ASSIGNMENT:
Repeat all of the data exactly. Leave nothing out.

SOURCE DATA:
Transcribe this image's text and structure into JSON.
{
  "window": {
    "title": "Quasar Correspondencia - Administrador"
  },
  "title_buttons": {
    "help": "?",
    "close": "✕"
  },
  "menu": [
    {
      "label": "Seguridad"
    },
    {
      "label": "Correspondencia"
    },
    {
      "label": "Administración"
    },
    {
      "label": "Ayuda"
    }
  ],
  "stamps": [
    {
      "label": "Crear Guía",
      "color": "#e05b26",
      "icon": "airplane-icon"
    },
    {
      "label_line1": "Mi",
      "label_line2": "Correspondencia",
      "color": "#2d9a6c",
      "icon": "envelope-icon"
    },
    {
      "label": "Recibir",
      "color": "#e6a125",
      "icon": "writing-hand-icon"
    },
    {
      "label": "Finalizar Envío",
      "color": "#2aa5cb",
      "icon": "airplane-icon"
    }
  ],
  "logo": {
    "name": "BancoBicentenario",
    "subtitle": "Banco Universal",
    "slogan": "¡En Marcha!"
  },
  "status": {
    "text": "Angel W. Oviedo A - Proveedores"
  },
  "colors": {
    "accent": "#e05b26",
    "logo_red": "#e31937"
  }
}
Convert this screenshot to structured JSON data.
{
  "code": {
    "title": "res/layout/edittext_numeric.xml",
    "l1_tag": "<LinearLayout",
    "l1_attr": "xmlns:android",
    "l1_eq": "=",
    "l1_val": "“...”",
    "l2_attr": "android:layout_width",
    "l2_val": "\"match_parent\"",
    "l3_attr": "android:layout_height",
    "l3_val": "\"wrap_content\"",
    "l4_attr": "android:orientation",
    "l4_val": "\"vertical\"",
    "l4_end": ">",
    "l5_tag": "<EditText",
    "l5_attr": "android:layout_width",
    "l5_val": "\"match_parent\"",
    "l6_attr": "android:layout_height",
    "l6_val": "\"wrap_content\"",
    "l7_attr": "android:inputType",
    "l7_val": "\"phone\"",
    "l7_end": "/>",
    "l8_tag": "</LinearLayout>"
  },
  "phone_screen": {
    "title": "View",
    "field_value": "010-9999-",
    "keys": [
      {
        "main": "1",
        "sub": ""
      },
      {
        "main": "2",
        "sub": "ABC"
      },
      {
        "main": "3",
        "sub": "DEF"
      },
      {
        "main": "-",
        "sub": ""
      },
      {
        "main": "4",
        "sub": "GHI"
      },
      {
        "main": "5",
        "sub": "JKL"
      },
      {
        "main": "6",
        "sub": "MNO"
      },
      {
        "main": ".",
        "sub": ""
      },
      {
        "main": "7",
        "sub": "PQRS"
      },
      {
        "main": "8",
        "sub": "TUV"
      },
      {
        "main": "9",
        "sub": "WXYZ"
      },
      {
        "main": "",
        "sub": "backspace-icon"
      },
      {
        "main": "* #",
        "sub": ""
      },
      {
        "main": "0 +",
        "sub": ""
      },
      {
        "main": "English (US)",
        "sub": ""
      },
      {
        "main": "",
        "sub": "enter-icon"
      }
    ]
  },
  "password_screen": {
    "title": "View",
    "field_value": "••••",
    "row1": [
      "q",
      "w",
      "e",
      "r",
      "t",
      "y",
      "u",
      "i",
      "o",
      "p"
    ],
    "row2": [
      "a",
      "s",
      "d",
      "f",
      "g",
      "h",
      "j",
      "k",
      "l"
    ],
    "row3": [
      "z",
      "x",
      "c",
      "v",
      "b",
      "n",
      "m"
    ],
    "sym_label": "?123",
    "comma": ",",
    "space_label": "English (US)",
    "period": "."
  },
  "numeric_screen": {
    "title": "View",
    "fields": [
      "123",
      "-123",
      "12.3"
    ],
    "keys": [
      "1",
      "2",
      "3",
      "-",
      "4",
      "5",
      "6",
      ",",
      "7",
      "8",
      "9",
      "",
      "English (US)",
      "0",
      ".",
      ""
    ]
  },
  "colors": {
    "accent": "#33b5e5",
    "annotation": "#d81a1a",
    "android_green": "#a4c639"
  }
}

REPLY TO THE EXERCISE:
Transcribe this image's text and structure into JSON.
{
  "window": {
    "title": "Quasar Correspondencia - Administrador"
  },
  "title_buttons": {
    "help": "?",
    "close": "✕"
  },
  "menu": [
    {
      "label": "Seguridad"
    },
    {
      "label": "Correspondencia"
    },
    {
      "label": "Administración"
    },
    {
      "label": "Ayuda"
    }
  ],
  "stamps": [
    {
      "label": "Crear Guía",
      "color": "#e05b26",
      "icon": "airplane-icon"
    },
    {
      "label_line1": "Mi",
      "label_line2": "Correspondencia",
      "color": "#2d9a6c",
      "icon": "envelope-icon"
    },
    {
      "label": "Recibir",
      "color": "#e6a125",
      "icon": "writing-hand-icon"
    },
    {
      "label": "Finalizar Envío",
      "color": "#2aa5cb",
      "icon": "airplane-icon"
    }
  ],
  "logo": {
    "name": "BancoBicentenario",
    "subtitle": "Banco Universal",
    "slogan": "¡En Marcha!"
  },
  "status": {
    "text": "Angel W. Oviedo A - Proveedores"
  },
  "colors": {
    "accent": "#e05b26",
    "logo_red": "#e31937"
  }
}
Convert this screenshot to structured JSON data.
{
  "code": {
    "title": "res/layout/edittext_numeric.xml",
    "l1_tag": "<LinearLayout",
    "l1_attr": "xmlns:android",
    "l1_eq": "=",
    "l1_val": "“...”",
    "l2_attr": "android:layout_width",
    "l2_val": "\"match_parent\"",
    "l3_attr": "android:layout_height",
    "l3_val": "\"wrap_content\"",
    "l4_attr": "android:orientation",
    "l4_val": "\"vertical\"",
    "l4_end": ">",
    "l5_tag": "<EditText",
    "l5_attr": "android:layout_width",
    "l5_val": "\"match_parent\"",
    "l6_attr": "android:layout_height",
    "l6_val": "\"wrap_content\"",
    "l7_attr": "android:inputType",
    "l7_val": "\"phone\"",
    "l7_end": "/>",
    "l8_tag": "</LinearLayout>"
  },
  "phone_screen": {
    "title": "View",
    "field_value": "010-9999-",
    "keys": [
      {
        "main": "1",
        "sub": ""
      },
      {
        "main": "2",
        "sub": "ABC"
      },
      {
        "main": "3",
        "sub": "DEF"
      },
      {
        "main": "-",
        "sub": ""
      },
      {
        "main": "4",
        "sub": "GHI"
      },
      {
        "main": "5",
        "sub": "JKL"
      },
      {
        "main": "6",
        "sub": "MNO"
      },
      {
        "main": ".",
        "sub": ""
      },
      {
        "main": "7",
        "sub": "PQRS"
      },
      {
        "main": "8",
        "sub": "TUV"
      },
      {
        "main": "9",
        "sub": "WXYZ"
      },
      {
        "main": "",
        "sub": "backspace-icon"
      },
      {
        "main": "* #",
        "sub": ""
      },
      {
        "main": "0 +",
        "sub": ""
      },
      {
        "main": "English (US)",
        "sub": ""
      },
      {
        "main": "",
        "sub": "enter-icon"
      }
    ]
  },
  "password_screen": {
    "title": "View",
    "field_value": "••••",
    "row1": [
      "q",
      "w",
      "e",
      "r",
      "t",
      "y",
      "u",
      "i",
      "o",
      "p"
    ],
    "row2": [
      "a",
      "s",
      "d",
      "f",
      "g",
      "h",
      "j",
      "k",
      "l"
    ],
    "row3": [
      "z",
      "x",
      "c",
      "v",
      "b",
      "n",
      "m"
    ],
    "sym_label": "?123",
    "comma": ",",
    "space_label": "English (US)",
    "period": "."
  },
  "numeric_screen": {
    "title": "View",
    "fields": [
      "123",
      "-123",
      "12.3"
    ],
    "keys": [
      "1",
      "2",
      "3",
      "-",
      "4",
      "5",
      "6",
      ",",
      "7",
      "8",
      "9",
      "",
      "English (US)",
      "0",
      ".",
      ""
    ]
  },
  "colors": {
    "accent": "#33b5e5",
    "annotation": "#d81a1a",
    "android_green": "#a4c639"
  }
}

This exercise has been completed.